On an early afternoon in February almost nine years ago, Christchurch was struck by a 6.3 magnitude earthquake, killing 183 people and injuring thousands. Heritage sites were permanently destroyed, historical buildings came crashing down and entire neighborhoods were demolished. When I walked through Christchurch for the first time, it was impossible not to feel the effect of this earthquake, even nine years later. Wide, large and empty city blocks disrupt the bustling city center, still empty from building demolitions. There are very few rising skyscrapers or even multistory buildings, and modern cement buildings randomly fill the cracks between old brick ones, disrupting any type of “European” charm the city has left. 

What may be the most symbolic feature of the earthquake’s destruction is the Christchurch Cathedral, a Gothic Revival-style cathedral built in 1865 and located downtown. When the 2011 earthquake hit, the cathedral’s spire came toppling down, as well as the majority of the cathedral’s walls and stones. Today the cathedral remains a restoration project, an unmissable landmark of this catastrophic event. These empty spaces, open blocks and rubble-filled corners of the city remain as evidence of the earthquake’s devastation, reminding locals of the event every time they pass and educating visitors on the city’s history.

So, how did the Christchurch community respond? The list is endless. But what I found to be the most interesting part of the city’s restoration was the innovative and creative projects that saw more than the earthquake’s destruction — but an opportunity to recreate the city of Christchurch. One example: The Māori led initiatives to reclaim land that was originally theirs. The Māori people are New Zealand’s indigenous population, living in New Zealand, or “Aotearoa” (the Māori name for New Zealand, meaning land of the long white cloud), for more than 1,000 years. With the arrival of British colonization, however, the Māori people were subjugated to Western law, ultimately limiting their access to their own lands. 

When I walked through Christchurch I noticed the amount of Māori-inspired artwork and design embedded in the new city walls, benches and buildings. Much of this was inspired by a postearthquake initiative to incorporate Māori design into city architecture, embedding the Māori culture in the city canvas. Māori communities saw the rebuilding of the city as an opportunity to decolonize the city from a “little England,” viewing architecture and design as an opportunity to express their culture and identity. 

Another way the Christchurch community has responded to the earthquake is through Greening the Rubble, an organization that takes spots in the city that suffered damage and revamps them into public green spaces. This project works to rejuvenate empty city spaces into places for families, volunteer work and urban gardens. Similarly, Gap Filler, a community group and now public trust, was formed after the earthquake to create projects that can temporarily fill empty space. One example of its projects is a vending machine in the city center that is connected to an online database. Christchurch locals can add free ideas to the database about places to go and see around the city, such as a good tree to climb in a park or a great piece of art to check out. 

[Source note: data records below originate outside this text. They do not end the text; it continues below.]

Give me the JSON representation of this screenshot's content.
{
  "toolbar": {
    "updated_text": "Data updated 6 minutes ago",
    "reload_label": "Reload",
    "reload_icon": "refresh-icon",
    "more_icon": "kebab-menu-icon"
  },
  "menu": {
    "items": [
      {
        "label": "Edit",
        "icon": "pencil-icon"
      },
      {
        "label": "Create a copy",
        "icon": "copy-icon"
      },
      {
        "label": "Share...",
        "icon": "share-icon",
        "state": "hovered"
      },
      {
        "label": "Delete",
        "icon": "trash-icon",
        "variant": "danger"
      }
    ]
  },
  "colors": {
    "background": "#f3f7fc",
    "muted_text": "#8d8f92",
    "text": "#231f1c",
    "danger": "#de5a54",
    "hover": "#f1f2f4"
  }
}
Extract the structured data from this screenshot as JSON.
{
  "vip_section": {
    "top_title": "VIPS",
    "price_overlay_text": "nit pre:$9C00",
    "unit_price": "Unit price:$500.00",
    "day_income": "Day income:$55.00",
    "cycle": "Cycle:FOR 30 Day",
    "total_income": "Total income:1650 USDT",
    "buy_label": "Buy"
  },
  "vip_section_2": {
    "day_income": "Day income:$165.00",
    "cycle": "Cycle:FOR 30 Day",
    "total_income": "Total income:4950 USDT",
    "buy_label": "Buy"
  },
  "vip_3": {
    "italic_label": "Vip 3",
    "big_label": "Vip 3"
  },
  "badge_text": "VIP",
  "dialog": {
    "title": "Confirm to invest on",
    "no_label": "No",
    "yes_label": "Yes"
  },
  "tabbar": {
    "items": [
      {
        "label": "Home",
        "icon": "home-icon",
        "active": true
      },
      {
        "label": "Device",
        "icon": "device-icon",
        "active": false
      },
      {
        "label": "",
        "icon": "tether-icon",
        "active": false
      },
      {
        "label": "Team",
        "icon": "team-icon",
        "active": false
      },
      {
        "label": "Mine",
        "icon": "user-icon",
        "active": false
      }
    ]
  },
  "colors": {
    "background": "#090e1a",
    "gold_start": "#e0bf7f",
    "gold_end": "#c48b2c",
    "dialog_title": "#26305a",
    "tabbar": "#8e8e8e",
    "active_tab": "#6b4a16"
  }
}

Before I was aware of the multitude of community-led renovation groups, I was struck by the amount of art on every wall and corner of the city center. After the earthquake, an influx of New Zealand artists were drawn to the city to recover the city’s colorful personality. This art still remains there today. On every street you walk, you will find a new installation or mural, bringing even more life to a city that never lost it in the first place. 

It’s true, New Zealand is famous for other reasons. It’s the set for the epic “The Lord of the Rings” trilogy. It’s a hiker’s wonderland. It has the best savory pies. And of course, it’s home to the nationally ranked rugby team, the All Blacks. But fame aside, New Zealand is also home to a city that does not allow itself to be defeated by devastation. The people of Christchurch took destruction and transformed it into renovation and captured hope to inspire innovation. Christchurch is everything but underwhelming.

Emily Denny is the blog editor. Contact Emily Denny at [email protected].